## WHAT TO WORK ON:
Within the records below, find each line with the word "JSON" and copy it out.

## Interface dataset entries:

========================================================================

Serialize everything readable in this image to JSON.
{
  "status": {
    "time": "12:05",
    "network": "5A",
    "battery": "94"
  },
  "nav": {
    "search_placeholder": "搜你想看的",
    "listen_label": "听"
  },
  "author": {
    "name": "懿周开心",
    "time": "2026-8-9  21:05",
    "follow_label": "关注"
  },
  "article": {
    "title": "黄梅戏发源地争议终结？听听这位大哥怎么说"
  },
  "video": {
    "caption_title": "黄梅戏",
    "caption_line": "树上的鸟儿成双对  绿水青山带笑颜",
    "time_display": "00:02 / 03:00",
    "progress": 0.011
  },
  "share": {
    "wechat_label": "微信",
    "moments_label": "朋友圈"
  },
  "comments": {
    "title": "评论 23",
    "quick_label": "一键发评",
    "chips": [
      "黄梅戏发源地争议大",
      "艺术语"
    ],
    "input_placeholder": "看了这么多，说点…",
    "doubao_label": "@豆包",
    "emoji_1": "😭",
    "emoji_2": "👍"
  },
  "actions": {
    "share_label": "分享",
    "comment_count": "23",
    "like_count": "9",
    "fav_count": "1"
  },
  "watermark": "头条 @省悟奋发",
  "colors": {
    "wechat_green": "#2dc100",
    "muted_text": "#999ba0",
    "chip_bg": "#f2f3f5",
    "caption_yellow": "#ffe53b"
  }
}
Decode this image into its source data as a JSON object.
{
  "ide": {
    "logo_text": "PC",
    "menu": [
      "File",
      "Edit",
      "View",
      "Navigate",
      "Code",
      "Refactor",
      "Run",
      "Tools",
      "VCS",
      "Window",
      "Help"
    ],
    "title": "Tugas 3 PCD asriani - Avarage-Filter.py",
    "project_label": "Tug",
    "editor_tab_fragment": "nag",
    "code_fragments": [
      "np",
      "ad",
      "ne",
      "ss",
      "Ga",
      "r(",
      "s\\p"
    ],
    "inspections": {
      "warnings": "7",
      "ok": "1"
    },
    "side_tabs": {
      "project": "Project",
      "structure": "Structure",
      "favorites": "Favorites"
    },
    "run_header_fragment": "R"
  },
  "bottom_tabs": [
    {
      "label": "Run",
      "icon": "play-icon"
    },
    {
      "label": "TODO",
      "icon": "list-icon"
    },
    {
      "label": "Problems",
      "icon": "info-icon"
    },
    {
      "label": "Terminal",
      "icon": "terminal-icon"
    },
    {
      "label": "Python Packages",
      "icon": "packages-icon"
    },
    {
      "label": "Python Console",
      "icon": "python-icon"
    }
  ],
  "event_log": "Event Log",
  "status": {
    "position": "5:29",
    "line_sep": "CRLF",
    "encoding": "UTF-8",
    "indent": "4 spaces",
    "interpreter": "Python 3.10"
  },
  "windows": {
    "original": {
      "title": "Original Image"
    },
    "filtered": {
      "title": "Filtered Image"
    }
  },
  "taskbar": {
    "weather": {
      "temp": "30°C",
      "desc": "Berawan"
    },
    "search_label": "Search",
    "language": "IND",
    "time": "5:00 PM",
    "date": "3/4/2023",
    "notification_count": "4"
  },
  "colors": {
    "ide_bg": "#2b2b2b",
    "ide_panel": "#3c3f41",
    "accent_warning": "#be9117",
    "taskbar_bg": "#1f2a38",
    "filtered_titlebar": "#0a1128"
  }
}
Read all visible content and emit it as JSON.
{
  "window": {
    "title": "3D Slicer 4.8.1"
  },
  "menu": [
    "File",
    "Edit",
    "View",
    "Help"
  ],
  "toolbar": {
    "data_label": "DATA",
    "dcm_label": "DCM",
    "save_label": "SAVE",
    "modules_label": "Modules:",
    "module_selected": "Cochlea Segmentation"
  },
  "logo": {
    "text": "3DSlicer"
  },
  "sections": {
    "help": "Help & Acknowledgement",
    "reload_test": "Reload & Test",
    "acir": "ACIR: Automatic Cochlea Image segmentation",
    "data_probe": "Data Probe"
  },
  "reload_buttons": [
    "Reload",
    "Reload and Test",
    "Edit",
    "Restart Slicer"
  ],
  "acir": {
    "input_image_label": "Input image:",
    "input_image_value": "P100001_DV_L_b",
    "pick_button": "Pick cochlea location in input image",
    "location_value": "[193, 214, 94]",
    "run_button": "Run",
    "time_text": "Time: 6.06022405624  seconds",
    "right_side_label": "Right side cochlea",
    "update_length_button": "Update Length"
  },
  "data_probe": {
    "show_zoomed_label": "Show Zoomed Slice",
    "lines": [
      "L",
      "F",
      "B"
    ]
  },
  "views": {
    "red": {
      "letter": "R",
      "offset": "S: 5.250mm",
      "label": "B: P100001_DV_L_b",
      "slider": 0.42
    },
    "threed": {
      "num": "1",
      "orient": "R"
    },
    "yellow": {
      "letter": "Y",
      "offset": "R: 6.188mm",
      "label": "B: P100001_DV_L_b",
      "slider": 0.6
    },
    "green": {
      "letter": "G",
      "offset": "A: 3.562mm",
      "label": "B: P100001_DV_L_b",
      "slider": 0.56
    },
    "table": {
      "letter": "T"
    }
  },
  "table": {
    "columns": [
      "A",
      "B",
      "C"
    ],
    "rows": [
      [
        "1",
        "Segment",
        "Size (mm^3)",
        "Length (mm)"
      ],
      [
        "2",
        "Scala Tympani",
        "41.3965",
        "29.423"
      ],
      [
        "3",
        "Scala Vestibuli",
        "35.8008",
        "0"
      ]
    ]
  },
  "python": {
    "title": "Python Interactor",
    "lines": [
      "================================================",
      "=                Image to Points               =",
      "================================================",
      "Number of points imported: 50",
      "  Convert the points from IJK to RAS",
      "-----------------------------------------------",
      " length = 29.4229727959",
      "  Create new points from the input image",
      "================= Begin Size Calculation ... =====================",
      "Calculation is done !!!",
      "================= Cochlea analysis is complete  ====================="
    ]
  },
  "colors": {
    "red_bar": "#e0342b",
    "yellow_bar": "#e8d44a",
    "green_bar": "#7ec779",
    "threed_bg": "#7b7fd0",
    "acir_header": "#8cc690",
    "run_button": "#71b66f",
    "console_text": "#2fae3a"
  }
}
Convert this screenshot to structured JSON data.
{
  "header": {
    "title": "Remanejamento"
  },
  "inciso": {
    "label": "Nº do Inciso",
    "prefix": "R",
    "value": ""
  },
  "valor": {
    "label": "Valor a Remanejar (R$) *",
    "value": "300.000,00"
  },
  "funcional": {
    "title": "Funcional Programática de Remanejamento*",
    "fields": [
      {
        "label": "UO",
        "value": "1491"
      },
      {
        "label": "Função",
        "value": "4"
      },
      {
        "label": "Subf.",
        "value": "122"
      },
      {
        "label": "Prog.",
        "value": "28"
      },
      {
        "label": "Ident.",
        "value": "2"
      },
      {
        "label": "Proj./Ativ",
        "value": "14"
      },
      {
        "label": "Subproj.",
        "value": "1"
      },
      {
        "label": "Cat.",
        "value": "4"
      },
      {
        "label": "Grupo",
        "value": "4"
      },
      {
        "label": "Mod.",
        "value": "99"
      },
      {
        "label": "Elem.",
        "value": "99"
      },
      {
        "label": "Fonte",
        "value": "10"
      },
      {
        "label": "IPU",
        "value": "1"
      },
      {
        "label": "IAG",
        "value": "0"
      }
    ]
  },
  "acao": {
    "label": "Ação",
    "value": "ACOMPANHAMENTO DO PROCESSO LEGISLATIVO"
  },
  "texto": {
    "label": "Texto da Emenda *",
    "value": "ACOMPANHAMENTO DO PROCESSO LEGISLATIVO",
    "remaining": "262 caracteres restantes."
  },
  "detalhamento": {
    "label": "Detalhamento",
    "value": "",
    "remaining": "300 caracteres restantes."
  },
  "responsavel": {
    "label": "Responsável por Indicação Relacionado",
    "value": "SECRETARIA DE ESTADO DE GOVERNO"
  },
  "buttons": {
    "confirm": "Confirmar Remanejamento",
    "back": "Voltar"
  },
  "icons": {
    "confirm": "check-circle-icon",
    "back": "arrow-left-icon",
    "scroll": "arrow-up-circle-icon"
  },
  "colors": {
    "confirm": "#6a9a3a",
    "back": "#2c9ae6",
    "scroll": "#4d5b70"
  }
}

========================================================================

## WRITTEN SOLUTION:
Serialize everything readable in this image to JSON.
Decode this image into its source data as a JSON object.
Read all visible content and emit it as JSON.
Convert this screenshot to structured JSON data.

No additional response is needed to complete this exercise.